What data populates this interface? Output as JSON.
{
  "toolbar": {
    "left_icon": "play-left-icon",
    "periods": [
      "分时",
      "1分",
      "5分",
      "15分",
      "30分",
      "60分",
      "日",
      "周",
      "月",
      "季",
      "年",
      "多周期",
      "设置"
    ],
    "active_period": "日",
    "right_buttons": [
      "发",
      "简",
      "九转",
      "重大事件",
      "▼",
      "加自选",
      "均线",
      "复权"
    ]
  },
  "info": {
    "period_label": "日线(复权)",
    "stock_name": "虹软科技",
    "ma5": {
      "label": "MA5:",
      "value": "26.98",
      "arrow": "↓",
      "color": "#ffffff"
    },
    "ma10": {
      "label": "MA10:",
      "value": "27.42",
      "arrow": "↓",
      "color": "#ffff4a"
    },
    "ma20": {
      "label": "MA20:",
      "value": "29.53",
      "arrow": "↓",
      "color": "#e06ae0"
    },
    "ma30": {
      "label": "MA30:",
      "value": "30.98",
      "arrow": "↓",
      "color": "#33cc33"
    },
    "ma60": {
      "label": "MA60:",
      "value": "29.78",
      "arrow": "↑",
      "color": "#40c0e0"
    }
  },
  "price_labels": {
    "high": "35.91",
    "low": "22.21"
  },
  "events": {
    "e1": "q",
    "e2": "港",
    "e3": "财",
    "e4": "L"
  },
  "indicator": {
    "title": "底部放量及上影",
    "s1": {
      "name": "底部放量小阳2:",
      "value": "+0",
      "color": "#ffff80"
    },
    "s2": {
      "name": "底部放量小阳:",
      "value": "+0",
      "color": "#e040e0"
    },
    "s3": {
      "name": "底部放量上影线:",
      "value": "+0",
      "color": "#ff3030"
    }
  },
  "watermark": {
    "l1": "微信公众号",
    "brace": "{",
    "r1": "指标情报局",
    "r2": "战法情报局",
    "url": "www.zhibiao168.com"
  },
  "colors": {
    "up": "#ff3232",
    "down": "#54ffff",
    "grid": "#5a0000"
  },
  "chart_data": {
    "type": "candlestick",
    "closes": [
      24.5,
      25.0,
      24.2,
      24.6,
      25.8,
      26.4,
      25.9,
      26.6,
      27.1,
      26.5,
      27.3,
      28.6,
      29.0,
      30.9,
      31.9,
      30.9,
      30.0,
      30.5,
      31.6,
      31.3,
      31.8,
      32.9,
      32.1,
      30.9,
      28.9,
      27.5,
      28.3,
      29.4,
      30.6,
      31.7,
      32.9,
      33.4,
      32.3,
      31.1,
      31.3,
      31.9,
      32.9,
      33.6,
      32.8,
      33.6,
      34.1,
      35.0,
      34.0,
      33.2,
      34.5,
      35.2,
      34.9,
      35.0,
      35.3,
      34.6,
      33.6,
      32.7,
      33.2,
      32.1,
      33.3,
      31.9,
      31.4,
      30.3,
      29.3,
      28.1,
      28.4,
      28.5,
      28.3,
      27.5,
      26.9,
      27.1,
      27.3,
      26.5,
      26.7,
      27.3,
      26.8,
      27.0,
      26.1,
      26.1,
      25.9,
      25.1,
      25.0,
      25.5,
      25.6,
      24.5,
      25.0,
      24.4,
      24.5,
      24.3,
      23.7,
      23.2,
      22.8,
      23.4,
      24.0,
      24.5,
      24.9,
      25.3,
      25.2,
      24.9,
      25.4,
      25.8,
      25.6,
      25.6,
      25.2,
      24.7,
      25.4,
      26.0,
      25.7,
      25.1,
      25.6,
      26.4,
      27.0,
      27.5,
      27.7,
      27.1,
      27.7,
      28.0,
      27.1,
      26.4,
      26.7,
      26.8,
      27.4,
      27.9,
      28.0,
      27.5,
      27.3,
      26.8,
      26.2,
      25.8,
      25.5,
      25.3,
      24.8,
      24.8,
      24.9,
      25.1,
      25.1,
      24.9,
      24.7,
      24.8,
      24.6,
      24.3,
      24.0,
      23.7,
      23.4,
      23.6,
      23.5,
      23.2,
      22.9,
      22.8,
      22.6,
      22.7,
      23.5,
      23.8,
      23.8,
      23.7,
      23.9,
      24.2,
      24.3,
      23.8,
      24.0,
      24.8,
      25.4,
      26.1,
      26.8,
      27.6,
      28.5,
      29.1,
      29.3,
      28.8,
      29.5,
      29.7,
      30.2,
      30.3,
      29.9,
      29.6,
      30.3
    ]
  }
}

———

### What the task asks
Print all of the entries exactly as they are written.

### Solution
What data populates this interface? Output as JSON.
{
  "toolbar": {
    "left_icon": "play-left-icon",
    "periods": [
      "分时",
      "1分",
      "5分",
      "15分",
      "30分",
      "60分",
      "日",
      "周",
      "月",
      "季",
      "年",
      "多周期",
      "设置"
    ],
    "active_period": "日",
    "right_buttons": [
      "发",
      "简",
      "九转",
      "重大事件",
      "▼",
      "加自选",
      "均线",
      "复权"
    ]
  },
  "info": {
    "period_label": "日线(复权)",
    "stock_name": "虹软科技",
    "ma5": {
      "label": "MA5:",
      "value": "26.98",
      "arrow": "↓",
      "color": "#ffffff"
    },
    "ma10": {
      "label": "MA10:",
      "value": "27.42",
      "arrow": "↓",
      "color": "#ffff4a"
    },
    "ma20": {
      "label": "MA20:",
      "value": "29.53",
      "arrow": "↓",
      "color": "#e06ae0"
    },
    "ma30": {
      "label": "MA30:",
      "value": "30.98",
      "arrow": "↓",
      "color": "#33cc33"
    },
    "ma60": {
      "label": "MA60:",
      "value": "29.78",
      "arrow": "↑",
      "color": "#40c0e0"
    }
  },
  "price_labels": {
    "high": "35.91",
    "low": "22.21"
  },
  "events": {
    "e1": "q",
    "e2": "港",
    "e3": "财",
    "e4": "L"
  },
  "indicator": {
    "title": "底部放量及上影",
    "s1": {
      "name": "底部放量小阳2:",
      "value": "+0",
      "color": "#ffff80"
    },
    "s2": {
      "name": "底部放量小阳:",
      "value": "+0",
      "color": "#e040e0"
    },
    "s3": {
      "name": "底部放量上影线:",
      "value": "+0",
      "color": "#ff3030"
    }
  },
  "watermark": {
    "l1": "微信公众号",
    "brace": "{",
    "r1": "指标情报局",
    "r2": "战法情报局",
    "url": "www.zhibiao168.com"
  },
  "colors": {
    "up": "#ff3232",
    "down": "#54ffff",
    "grid": "#5a0000"
  },
  "chart_data": {
    "type": "candlestick",
    "closes": [
      24.5,
      25.0,
      24.2,
      24.6,
      25.8,
      26.4,
      25.9,
      26.6,
      27.1,
      26.5,
      27.3,
      28.6,
      29.0,
      30.9,
      31.9,
      30.9,
      30.0,
      30.5,
      31.6,
      31.3,
      31.8,
      32.9,
      32.1,
      30.9,
      28.9,
      27.5,
      28.3,
      29.4,
      30.6,
      31.7,
      32.9,
      33.4,
      32.3,
      31.1,
      31.3,
      31.9,
      32.9,
      33.6,
      32.8,
      33.6,
      34.1,
      35.0,
      34.0,
      33.2,
      34.5,
      35.2,
      34.9,
      35.0,
      35.3,
      34.6,
      33.6,
      32.7,
      33.2,
      32.1,
      33.3,
      31.9,
      31.4,
      30.3,
      29.3,
      28.1,
      28.4,
      28.5,
      28.3,
      27.5,
      26.9,
      27.1,
      27.3,
      26.5,
      26.7,
      27.3,
      26.8,
      27.0,
      26.1,
      26.1,
      25.9,
      25.1,
      25.0,
      25.5,
      25.6,
      24.5,
      25.0,
      24.4,
      24.5,
      24.3,
      23.7,
      23.2,
      22.8,
      23.4,
      24.0,
      24.5,
      24.9,
      25.3,
      25.2,
      24.9,
      25.4,
      25.8,
      25.6,
      25.6,
      25.2,
      24.7,
      25.4,
      26.0,
      25.7,
      25.1,
      25.6,
      26.4,
      27.0,
      27.5,
      27.7,
      27.1,
      27.7,
      28.0,
      27.1,
      26.4,
      26.7,
      26.8,
      27.4,
      27.9,
      28.0,
      27.5,
      27.3,
      26.8,
      26.2,
      25.8,
      25.5,
      25.3,
      24.8,
      24.8,
      24.9,
      25.1,
      25.1,
      24.9,
      24.7,
      24.8,
      24.6,
      24.3,
      24.0,
      23.7,
      23.4,
      23.6,
      23.5,
      23.2,
      22.9,
      22.8,
      22.6,
      22.7,
      23.5,
      23.8,
      23.8,
      23.7,
      23.9,
      24.2,
      24.3,
      23.8,
      24.0,
      24.8,
      25.4,
      26.1,
      26.8,
      27.6,
      28.5,
      29.1,
      29.3,
      28.8,
      29.5,
      29.7,
      30.2,
      30.3,
      29.9,
      29.6,
      30.3
    ]
  }
}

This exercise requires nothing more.